Making an organizational hierarchy is an optimal way to visually represent employees' place within a company or how processes flow within a business, but the actual creation of the chart need not be overwhelming. Take advantage of Microsoft Excel's organizational chart feature, SmartArt, which includes templates for hierarchy diagrams. Use Excel's SmartArt as a building block for your next hierarchy tree and then customize it to fit your exact requirements.
Launch Microsoft Excel. Click the "Insert" tab at the top of the workspace. Click the "SmartArt" button on the ribbon below the tab. When the "Choose a SmartArt Graphic" window pops up, click the "Hierarchy" link on the window's left side.
Click one of the hierarchy buttons in the middle of the window. A preview appears in the right portion of the window, but you'll be able to change the appearance in a later step. Click the "OK" button and the hierarchy opens on the spreadsheet.
Click the "Text Pane" button on the left side of the ribbon to open the text pane. If you do not see the "Text Pane" button, click the hierarchy to enable it and open the purple "SmartArt Tools" tab at the top of the workspace.
Click inside each "[Text]" link on the text pane and type the describer for that hierarchy option. For example, in the top [Text] box, type the highest member of the hierarchy, such as "President" or "Human Beings."
Click inside the [Text] link below and type the next hierarchy item in the trickle down, such as "Vice President" or "Household Pets."
Change the hierarchy's appearance from the default Excel blue by clicking the "Change Colors" button on the ribbon. Hover over individual options to see the hierarchy change and click one to commit the change.
Click the "Add Shape" button on the left side of the ribbon to add to the hierarchy, such as for organizations that have two co-presidents or need more lower reports on the bottom of the chart. Use the "Promote," "Demote," "Up" and "Down" buttons on the ribbon to rearrange the preset shapes in the Excel hierarchy template.
Adjust the template's size by clicking a corner and dragging out into the cells of the spreadsheet. Excel keeps the same size, so if you add rows, it will shrink the hierarchy until it becomes hard to read. Dragging the size out to enlarge the hierarchy gives you more room, but this is optional.
Click the "File" tab. Click "Save As." Type a name for the Excel hierarchy file and click the "Save" button.
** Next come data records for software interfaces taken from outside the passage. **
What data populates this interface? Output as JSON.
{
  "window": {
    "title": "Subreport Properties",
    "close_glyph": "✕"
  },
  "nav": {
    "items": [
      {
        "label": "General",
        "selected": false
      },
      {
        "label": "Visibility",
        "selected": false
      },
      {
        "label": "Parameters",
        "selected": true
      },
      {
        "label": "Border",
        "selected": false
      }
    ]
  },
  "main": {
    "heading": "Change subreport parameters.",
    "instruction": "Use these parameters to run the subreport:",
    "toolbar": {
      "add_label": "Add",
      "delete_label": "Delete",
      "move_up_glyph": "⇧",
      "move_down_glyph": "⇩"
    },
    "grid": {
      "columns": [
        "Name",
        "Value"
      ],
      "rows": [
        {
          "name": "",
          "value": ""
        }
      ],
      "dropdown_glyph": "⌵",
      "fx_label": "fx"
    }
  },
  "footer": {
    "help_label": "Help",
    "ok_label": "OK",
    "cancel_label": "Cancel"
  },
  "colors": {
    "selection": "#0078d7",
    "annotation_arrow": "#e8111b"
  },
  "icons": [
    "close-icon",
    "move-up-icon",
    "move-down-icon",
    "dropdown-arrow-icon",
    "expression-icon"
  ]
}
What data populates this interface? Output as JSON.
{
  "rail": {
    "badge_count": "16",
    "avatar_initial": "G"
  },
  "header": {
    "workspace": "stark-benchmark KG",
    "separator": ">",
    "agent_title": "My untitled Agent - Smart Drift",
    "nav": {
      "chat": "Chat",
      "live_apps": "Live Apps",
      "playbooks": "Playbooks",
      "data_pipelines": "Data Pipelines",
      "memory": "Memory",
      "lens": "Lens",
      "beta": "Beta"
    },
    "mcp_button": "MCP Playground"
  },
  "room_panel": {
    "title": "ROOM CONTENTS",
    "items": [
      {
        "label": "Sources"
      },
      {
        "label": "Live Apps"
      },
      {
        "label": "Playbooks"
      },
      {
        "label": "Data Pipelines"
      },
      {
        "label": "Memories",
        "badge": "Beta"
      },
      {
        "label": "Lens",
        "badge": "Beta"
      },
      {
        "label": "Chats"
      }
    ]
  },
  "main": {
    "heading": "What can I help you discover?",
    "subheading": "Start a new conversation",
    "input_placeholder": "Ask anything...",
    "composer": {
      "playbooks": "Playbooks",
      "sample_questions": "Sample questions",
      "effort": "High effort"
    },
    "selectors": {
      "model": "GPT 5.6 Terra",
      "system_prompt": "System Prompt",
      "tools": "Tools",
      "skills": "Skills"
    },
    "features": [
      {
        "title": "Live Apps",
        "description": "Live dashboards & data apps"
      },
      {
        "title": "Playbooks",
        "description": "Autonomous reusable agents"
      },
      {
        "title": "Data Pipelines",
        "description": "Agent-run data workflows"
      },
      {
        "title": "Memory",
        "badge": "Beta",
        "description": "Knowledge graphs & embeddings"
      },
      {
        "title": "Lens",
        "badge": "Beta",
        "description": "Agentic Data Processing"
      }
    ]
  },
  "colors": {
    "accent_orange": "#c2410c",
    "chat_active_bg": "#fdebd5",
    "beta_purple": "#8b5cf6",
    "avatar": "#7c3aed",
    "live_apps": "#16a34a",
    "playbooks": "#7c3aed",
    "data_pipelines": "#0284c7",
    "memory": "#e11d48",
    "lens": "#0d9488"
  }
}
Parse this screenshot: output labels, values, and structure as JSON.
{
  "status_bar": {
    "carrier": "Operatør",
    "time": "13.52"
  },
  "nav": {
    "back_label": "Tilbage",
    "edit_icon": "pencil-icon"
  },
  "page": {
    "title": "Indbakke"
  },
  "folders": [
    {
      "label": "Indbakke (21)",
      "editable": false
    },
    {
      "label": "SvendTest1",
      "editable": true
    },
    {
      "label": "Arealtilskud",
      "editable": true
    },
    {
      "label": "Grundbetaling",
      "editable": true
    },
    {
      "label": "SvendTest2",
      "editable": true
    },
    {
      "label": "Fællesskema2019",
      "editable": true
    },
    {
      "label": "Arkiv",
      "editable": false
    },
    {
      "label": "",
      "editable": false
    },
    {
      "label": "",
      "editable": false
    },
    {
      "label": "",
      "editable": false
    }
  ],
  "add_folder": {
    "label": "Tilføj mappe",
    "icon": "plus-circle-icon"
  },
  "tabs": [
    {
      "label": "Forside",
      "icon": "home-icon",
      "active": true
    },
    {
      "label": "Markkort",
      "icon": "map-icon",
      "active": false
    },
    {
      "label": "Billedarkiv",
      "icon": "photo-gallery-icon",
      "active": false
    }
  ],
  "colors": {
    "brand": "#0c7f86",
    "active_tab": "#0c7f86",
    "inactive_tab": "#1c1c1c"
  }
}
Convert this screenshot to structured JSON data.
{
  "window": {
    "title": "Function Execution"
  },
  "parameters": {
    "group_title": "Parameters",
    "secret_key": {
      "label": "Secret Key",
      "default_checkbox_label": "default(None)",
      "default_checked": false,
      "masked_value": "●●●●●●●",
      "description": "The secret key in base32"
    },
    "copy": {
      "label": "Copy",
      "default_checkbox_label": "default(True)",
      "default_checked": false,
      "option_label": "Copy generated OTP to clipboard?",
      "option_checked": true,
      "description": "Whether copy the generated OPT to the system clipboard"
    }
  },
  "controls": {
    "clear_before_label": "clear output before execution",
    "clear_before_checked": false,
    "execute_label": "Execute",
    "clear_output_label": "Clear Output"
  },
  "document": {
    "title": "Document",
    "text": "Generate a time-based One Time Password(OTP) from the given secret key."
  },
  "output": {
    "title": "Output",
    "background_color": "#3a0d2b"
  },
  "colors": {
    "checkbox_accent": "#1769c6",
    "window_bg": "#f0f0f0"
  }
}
You can also make a hierarchy tree in Excel manually. After clicking the “Insert” tab, click the “Shapes” button. Choose a shape, such as the rectangle, for the main portion of the hierarchy, such as employee positions. After drawing the shape, click the “Text Box” button also on the “Insert” tab. Draw a text box inside the shape and type the title, such as “President.” Draw an outline around both the text box and the shape. Press the “Ctrl” and “C” keys to copy it, then press the “Ctrl” and “V” keys to paste the copy. Drag the copy into place on the spreadsheet, such as below the first. Repeat the paste process until you have the required number of hierarchy boxes. Then click inside each to type over the job title with the correct one.